Some people are uncomfortable hanging out with people who have Alzheimer’s or other forms of dementia, because it can be hard to have a conversation with someone whose vision of reality is different from yours. It can be tempting to correct someone with dementia when he or she misinterprets or misremembers an event, and it can be difficult to find the right words to say to comfort someone who’s struggling to remember things that seem so simple to the rest of the world.
However, Steve is not one of those people. He doesn’t care if his conversation with his grandmother makes sense. He doesn’t care when she isn’t able to remember what time of day it is (it’s cookie time, he says). He doesn’t even care that he’s spoiling Grandma’s dinner with cookies and milk.
At first, Steve’s grandma seems wary, as Steve gets out all the ingredients they’ll need for their cookie dunking date and explains how to properly dunk the cookies. But it isn’t long before Grandma is joining in the fun, pointing at the camera, making faces, dunking cookies, and creating a nice mess of crumbs (which Steve promises her he will clean up).

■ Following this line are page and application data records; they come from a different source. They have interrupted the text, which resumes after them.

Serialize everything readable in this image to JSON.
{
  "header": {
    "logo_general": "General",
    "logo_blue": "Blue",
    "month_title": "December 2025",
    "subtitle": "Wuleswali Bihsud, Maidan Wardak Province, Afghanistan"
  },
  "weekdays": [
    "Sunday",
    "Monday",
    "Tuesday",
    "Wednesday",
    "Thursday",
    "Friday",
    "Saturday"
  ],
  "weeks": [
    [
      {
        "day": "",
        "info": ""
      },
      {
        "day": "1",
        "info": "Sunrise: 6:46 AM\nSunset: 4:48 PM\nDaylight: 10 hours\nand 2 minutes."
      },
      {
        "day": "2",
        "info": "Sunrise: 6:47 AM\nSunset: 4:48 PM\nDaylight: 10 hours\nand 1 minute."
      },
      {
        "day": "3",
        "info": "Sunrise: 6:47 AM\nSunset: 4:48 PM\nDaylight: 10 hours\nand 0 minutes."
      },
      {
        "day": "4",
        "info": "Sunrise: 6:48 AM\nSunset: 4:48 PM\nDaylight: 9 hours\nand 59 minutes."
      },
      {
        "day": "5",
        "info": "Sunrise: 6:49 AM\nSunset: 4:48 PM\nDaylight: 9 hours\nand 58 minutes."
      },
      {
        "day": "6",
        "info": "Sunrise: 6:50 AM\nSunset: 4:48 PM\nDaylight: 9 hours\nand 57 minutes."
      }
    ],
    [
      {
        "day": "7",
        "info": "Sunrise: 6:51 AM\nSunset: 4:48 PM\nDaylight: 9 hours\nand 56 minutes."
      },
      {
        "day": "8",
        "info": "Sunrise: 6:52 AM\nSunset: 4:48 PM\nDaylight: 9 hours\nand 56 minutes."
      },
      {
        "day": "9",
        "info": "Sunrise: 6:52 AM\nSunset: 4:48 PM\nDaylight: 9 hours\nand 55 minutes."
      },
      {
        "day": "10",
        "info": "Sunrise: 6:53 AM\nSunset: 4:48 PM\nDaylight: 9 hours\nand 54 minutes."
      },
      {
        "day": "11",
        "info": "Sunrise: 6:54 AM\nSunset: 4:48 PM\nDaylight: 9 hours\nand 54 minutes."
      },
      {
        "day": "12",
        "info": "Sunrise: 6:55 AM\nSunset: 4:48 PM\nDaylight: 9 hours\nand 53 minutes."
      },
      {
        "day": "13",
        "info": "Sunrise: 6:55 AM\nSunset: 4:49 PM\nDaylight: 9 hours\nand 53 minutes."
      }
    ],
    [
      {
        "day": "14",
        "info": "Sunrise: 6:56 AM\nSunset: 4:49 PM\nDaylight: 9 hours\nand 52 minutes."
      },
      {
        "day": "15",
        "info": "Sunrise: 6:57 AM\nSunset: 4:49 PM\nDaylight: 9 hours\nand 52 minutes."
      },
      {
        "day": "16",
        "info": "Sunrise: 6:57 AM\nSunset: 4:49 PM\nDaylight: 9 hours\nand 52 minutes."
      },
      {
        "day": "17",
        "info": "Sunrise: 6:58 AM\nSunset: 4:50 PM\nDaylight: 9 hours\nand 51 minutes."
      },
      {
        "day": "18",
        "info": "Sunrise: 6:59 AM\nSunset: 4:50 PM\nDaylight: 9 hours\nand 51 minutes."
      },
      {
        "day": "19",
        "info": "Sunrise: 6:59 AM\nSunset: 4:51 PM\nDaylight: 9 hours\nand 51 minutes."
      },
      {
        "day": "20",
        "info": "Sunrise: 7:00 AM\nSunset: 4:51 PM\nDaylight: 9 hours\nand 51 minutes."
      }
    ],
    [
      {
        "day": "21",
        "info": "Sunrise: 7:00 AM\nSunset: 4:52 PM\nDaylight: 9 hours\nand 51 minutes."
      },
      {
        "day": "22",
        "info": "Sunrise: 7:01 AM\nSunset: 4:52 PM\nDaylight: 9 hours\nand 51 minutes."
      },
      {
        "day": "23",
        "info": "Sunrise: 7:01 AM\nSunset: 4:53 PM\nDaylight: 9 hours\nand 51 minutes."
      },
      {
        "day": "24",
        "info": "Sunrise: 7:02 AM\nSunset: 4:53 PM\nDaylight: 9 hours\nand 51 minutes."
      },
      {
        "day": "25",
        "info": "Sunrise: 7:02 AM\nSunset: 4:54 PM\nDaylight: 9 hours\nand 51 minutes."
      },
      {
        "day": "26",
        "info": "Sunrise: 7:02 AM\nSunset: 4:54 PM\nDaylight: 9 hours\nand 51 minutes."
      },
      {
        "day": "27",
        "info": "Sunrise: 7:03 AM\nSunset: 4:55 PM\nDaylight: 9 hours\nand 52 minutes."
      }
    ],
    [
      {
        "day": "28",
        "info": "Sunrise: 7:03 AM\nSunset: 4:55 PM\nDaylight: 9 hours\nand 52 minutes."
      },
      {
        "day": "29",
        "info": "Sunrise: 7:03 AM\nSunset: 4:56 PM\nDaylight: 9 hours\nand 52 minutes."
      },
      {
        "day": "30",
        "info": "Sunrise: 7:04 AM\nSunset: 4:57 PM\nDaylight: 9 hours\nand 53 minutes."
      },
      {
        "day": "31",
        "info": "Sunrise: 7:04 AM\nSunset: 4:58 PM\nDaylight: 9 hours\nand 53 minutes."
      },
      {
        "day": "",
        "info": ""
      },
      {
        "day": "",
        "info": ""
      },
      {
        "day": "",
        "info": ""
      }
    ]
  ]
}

Steve is the kind of friend or family member every person with dementia needs. It’s so important to have someone who’s willing to listen, help, and have fun, without any judgement. No quizzing, no prompting, no reminding. Just a bunch of love and laughter.
It’s absolutely normal to feel uncomfortable in these types of unfamiliar situations, but if you can work around that and just let things be the way they are, you and your loved one will feel a whole lot better. Don’t worry; Steve will show you how it’s done.
Check out the video below to see what is surely the best grandma-grandson cookie-dunking date in the history of ever.
Need another happy story in your life? Well don’t worry. We’ve got one coming up next about a supermarket that keeps re-training one of their employees so she can continue to work, even though she has dementia.